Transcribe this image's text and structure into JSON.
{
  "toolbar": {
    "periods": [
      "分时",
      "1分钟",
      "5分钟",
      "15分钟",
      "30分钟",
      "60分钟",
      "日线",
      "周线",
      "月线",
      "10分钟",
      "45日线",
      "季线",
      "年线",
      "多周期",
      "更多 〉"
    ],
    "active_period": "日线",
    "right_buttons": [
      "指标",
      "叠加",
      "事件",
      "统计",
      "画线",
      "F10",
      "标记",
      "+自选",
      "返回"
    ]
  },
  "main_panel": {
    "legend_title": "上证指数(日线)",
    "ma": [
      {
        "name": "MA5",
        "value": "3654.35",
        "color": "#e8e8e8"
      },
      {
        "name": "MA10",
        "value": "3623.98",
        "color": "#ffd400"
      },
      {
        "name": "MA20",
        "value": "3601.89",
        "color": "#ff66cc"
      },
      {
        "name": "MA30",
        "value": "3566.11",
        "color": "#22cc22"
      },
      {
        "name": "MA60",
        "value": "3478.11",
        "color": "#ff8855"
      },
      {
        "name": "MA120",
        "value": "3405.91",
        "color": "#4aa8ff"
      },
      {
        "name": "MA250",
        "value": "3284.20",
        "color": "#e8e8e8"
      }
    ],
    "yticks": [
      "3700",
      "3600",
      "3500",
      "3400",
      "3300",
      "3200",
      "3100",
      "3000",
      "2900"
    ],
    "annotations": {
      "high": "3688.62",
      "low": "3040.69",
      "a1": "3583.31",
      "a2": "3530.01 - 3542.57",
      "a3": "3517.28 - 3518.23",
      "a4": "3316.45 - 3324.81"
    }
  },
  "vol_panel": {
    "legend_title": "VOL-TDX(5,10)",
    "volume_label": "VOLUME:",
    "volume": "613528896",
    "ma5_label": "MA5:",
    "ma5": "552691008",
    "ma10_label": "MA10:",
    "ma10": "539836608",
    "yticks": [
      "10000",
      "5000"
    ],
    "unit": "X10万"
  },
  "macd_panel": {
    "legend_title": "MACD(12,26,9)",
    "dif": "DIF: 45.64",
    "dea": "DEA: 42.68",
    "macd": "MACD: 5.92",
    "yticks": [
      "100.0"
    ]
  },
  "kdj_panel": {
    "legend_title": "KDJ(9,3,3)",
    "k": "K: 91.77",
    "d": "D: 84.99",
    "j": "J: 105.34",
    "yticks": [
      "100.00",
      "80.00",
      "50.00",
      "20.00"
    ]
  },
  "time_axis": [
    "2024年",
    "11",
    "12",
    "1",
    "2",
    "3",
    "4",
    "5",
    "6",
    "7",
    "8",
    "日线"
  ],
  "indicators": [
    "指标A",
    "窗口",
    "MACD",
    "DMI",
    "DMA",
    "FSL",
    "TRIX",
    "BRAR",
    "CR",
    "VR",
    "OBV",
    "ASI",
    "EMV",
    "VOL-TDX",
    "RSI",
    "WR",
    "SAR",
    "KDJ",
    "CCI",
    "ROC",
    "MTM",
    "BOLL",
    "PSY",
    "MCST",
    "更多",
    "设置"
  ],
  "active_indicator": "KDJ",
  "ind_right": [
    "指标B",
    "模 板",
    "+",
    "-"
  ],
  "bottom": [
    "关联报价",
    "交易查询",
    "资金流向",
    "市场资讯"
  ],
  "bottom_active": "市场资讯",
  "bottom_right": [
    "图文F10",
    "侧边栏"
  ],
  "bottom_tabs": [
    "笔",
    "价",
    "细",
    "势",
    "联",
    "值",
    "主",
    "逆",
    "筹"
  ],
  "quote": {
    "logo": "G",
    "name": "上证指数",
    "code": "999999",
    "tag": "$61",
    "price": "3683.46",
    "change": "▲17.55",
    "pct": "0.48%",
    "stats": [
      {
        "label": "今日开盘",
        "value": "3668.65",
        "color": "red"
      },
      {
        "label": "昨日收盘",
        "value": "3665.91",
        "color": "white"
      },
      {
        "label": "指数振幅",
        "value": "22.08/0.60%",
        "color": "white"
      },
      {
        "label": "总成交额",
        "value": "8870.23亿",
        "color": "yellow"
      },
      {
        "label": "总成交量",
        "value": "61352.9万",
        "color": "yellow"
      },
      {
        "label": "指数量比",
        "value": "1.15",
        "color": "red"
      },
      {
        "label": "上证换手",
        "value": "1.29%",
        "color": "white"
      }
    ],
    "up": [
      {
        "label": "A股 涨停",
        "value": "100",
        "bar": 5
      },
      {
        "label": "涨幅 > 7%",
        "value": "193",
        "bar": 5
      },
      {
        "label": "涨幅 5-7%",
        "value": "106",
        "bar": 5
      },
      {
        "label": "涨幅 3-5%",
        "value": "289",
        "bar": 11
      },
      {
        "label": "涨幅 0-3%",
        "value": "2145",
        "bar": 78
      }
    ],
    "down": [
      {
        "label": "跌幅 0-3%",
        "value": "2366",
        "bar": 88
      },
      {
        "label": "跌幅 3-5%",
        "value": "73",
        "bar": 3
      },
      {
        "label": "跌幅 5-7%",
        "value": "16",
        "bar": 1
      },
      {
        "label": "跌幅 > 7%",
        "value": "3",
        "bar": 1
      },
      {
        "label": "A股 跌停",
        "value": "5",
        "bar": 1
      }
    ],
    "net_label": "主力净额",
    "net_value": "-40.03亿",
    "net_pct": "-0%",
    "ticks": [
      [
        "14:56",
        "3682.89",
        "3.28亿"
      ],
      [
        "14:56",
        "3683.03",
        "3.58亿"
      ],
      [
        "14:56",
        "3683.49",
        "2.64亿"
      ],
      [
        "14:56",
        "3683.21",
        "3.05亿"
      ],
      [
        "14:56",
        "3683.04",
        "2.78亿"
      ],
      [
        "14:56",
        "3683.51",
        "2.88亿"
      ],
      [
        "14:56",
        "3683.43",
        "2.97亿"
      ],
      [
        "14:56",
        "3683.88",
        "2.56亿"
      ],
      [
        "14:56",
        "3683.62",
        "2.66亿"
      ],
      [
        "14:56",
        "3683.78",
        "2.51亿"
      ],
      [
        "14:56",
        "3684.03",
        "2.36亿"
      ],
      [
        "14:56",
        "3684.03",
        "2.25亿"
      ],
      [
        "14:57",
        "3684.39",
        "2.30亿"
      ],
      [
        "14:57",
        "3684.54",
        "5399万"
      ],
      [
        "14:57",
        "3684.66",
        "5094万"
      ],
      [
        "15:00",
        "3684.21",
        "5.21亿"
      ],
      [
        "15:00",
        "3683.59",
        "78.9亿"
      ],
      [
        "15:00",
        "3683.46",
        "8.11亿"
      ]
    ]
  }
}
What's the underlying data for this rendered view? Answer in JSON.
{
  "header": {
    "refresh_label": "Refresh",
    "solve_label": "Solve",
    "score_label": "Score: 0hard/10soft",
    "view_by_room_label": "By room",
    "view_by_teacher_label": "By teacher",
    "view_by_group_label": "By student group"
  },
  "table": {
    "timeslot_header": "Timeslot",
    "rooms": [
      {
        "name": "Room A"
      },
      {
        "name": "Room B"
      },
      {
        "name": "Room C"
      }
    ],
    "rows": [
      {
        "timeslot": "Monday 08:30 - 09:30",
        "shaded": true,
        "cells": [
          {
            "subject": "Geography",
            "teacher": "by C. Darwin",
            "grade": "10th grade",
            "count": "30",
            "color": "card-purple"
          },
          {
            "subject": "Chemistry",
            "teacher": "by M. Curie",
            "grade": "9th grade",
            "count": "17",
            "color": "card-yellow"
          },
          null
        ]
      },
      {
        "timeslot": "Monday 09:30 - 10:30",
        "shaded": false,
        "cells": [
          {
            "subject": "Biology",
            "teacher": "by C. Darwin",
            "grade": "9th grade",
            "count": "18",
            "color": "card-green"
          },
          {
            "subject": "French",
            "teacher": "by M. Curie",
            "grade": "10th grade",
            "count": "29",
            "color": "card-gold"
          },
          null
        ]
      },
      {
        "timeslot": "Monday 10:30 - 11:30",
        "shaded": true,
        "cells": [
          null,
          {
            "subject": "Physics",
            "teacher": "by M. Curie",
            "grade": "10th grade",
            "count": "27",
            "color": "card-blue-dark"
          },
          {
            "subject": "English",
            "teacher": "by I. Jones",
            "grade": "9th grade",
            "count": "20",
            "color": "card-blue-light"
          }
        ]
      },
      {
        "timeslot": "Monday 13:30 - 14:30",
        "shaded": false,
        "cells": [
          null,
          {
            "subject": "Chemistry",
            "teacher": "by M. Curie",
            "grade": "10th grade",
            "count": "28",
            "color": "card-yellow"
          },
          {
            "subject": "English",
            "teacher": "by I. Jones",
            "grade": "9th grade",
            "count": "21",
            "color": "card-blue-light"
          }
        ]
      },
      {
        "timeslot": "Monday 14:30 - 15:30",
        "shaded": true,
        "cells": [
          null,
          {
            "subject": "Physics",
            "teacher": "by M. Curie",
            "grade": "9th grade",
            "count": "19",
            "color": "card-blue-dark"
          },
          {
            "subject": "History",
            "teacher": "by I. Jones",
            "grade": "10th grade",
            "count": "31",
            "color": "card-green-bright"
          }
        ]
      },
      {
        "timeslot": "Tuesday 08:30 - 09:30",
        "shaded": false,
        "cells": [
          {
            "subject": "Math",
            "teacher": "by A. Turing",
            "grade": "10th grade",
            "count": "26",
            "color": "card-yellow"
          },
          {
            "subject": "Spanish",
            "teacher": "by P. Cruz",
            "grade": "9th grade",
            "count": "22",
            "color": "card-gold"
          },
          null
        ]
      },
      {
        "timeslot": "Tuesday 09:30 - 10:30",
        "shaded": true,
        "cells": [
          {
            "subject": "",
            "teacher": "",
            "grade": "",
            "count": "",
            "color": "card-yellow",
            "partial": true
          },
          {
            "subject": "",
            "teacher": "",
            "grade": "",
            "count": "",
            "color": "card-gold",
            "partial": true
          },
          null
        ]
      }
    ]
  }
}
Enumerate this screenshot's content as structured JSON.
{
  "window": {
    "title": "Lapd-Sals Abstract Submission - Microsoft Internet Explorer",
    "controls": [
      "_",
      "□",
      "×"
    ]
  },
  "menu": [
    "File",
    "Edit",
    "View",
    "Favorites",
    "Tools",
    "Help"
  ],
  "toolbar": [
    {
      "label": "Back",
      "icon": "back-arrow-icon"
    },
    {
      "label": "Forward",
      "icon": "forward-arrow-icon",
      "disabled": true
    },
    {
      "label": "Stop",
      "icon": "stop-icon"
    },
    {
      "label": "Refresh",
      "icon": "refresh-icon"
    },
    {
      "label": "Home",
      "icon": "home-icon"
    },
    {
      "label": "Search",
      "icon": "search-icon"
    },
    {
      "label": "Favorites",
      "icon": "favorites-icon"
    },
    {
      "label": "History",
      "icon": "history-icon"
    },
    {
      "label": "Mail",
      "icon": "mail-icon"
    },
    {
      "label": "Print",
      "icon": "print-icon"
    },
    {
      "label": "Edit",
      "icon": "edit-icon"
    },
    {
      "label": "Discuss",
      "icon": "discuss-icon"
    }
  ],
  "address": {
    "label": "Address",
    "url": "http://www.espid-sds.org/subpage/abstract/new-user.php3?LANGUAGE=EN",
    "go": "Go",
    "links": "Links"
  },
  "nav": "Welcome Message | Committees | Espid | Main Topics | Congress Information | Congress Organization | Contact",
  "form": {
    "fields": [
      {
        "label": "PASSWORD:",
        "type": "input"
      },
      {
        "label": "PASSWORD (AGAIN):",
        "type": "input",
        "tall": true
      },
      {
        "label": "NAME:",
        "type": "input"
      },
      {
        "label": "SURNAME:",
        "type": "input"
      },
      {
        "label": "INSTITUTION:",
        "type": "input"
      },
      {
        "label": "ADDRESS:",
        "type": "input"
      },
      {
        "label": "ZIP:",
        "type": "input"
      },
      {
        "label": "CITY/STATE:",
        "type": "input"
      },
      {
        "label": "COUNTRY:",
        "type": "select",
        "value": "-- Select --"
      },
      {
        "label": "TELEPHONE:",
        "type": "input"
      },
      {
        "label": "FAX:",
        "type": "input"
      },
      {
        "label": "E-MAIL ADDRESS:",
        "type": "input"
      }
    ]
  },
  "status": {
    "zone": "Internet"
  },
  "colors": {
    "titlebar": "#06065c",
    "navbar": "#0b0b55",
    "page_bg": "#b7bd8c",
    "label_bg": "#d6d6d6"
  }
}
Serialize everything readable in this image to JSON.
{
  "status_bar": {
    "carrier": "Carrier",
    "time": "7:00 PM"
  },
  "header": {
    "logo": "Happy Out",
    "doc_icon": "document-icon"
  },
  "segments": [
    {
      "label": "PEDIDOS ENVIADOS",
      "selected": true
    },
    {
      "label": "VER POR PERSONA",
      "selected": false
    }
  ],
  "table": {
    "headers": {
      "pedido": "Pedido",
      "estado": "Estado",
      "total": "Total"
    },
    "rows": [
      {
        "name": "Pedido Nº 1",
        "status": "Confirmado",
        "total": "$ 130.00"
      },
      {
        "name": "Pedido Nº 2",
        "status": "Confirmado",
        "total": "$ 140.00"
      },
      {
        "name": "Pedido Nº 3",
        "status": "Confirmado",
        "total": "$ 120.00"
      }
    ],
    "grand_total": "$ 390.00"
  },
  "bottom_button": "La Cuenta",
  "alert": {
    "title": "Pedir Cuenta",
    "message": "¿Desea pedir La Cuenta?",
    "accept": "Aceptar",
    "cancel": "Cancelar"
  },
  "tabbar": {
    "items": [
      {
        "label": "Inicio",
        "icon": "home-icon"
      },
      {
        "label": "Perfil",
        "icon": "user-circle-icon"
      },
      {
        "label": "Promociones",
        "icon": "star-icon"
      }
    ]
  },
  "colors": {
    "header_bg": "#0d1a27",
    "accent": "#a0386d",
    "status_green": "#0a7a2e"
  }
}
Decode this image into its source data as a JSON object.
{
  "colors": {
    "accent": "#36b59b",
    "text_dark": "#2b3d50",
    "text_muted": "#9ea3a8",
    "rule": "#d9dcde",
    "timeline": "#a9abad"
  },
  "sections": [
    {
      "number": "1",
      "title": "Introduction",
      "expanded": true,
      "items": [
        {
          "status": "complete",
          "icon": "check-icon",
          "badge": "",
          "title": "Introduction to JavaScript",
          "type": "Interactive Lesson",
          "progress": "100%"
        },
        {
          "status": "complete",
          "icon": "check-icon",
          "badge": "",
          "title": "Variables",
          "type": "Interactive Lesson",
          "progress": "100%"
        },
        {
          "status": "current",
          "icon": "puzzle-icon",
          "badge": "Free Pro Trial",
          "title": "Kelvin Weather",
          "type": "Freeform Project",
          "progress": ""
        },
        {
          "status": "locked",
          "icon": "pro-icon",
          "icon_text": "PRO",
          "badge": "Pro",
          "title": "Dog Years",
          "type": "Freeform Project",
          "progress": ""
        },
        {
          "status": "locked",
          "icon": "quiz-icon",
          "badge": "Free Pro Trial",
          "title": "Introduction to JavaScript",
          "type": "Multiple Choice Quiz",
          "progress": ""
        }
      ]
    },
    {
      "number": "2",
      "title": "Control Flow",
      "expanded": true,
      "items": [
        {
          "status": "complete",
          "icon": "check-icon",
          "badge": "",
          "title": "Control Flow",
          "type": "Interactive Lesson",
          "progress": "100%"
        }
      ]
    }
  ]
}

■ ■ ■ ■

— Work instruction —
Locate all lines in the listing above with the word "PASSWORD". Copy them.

— Solution for this task —
        "label": "PASSWORD:",
        "label": "PASSWORD (AGAIN):",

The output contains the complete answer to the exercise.